### Exercise
Leaving out the pictures, write the following records exactly as they read.

### Dataset excerpts
....
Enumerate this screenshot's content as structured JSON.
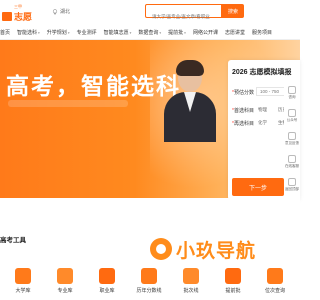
{
  "header": {
    "logo_small": "三甲",
    "logo_text": "志愿",
    "location": "湖北",
    "search_placeholder": "请大学/查专业/查文章/看职业",
    "search_button": "搜索"
  },
  "nav": [
    {
      "label": "首页",
      "caret": false,
      "active": false
    },
    {
      "label": "智能选科",
      "caret": true,
      "active": false
    },
    {
      "label": "升学规划",
      "caret": true,
      "active": false
    },
    {
      "label": "专业测评",
      "caret": false,
      "active": false
    },
    {
      "label": "智能填志愿",
      "caret": true,
      "active": false
    },
    {
      "label": "数据查询",
      "caret": true,
      "active": false
    },
    {
      "label": "提前批",
      "caret": true,
      "active": false
    },
    {
      "label": "网络公开课",
      "caret": false,
      "active": false
    },
    {
      "label": "志愿讲堂",
      "caret": false,
      "active": false
    },
    {
      "label": "服务项目",
      "caret": false,
      "active": false
    }
  ],
  "banner": {
    "headline": "高考，智能选科"
  },
  "form": {
    "title": "2026 志愿模拟填报",
    "score_label": "*预估分数",
    "score_placeholder": "100 - 750",
    "first_subject_label": "*首选科目",
    "first_subject_options": [
      "物理",
      "历史"
    ],
    "second_subject_label": "*再选科目",
    "second_subject_options": [
      "化学",
      "生物"
    ],
    "next_button": "下一步"
  },
  "float_bar": [
    {
      "label": "咨询",
      "icon": "chat-icon"
    },
    {
      "label": "公众号",
      "icon": "qr-icon"
    },
    {
      "label": "意见反馈",
      "icon": "feedback-icon"
    },
    {
      "label": "在线客服",
      "icon": "service-icon"
    },
    {
      "label": "返回顶部",
      "icon": "top-icon"
    }
  ],
  "tools": {
    "title": "高考工具",
    "items": [
      {
        "label": "大学库",
        "color": "#ff7a1a"
      },
      {
        "label": "专业库",
        "color": "#ff8a2a"
      },
      {
        "label": "职业库",
        "color": "#ff6a10"
      },
      {
        "label": "历年分数线",
        "color": "#ff7a1a"
      },
      {
        "label": "批次线",
        "color": "#ff8a2a"
      },
      {
        "label": "提前批",
        "color": "#ff6a10"
      },
      {
        "label": "位次查询",
        "color": "#ff7a1a"
      }
    ]
  },
  "watermark": {
    "text": "小玖导航"
  },
  "colors": {
    "accent": "#ff6a10",
    "banner": "#ff8a1f"
  }
}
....
### Task response
Enumerate this screenshot's content as structured JSON.
{
  "header": {
    "logo_small": "三甲",
    "logo_text": "志愿",
    "location": "湖北",
    "search_placeholder": "请大学/查专业/查文章/看职业",
    "search_button": "搜索"
  },
  "nav": [
    {
      "label": "首页",
      "caret": false,
      "active": false
    },
    {
      "label": "智能选科",
      "caret": true,
      "active": false
    },
    {
      "label": "升学规划",
      "caret": true,
      "active": false
    },
    {
      "label": "专业测评",
      "caret": false,
      "active": false
    },
    {
      "label": "智能填志愿",
      "caret": true,
      "active": false
    },
    {
      "label": "数据查询",
      "caret": true,
      "active": false
    },
    {
      "label": "提前批",
      "caret": true,
      "active": false
    },
    {
      "label": "网络公开课",
      "caret": false,
      "active": false
    },
    {
      "label": "志愿讲堂",
      "caret": false,
      "active": false
    },
    {
      "label": "服务项目",
      "caret": false,
      "active": false
    }
  ],
  "banner": {
    "headline": "高考，智能选科"
  },
  "form": {
    "title": "2026 志愿模拟填报",
    "score_label": "*预估分数",
    "score_placeholder": "100 - 750",
    "first_subject_label": "*首选科目",
    "first_subject_options": [
      "物理",
      "历史"
    ],
    "second_subject_label": "*再选科目",
    "second_subject_options": [
      "化学",
      "生物"
    ],
    "next_button": "下一步"
  },
  "float_bar": [
    {
      "label": "咨询",
      "icon": "chat-icon"
    },
    {
      "label": "公众号",
      "icon": "qr-icon"
    },
    {
      "label": "意见反馈",
      "icon": "feedback-icon"
    },
    {
      "label": "在线客服",
      "icon": "service-icon"
    },
    {
      "label": "返回顶部",
      "icon": "top-icon"
    }
  ],
  "tools": {
    "title": "高考工具",
    "items": [
      {
        "label": "大学库",
        "color": "#ff7a1a"
      },
      {
        "label": "专业库",
        "color": "#ff8a2a"
      },
      {
        "label": "职业库",
        "color": "#ff6a10"
      },
      {
        "label": "历年分数线",
        "color": "#ff7a1a"
      },
      {
        "label": "批次线",
        "color": "#ff8a2a"
      },
      {
        "label": "提前批",
        "color": "#ff6a10"
      },
      {
        "label": "位次查询",
        "color": "#ff7a1a"
      }
    ]
  },
  "watermark": {
    "text": "小玖导航"
  },
  "colors": {
    "accent": "#ff6a10",
    "banner": "#ff8a1f"
  }
}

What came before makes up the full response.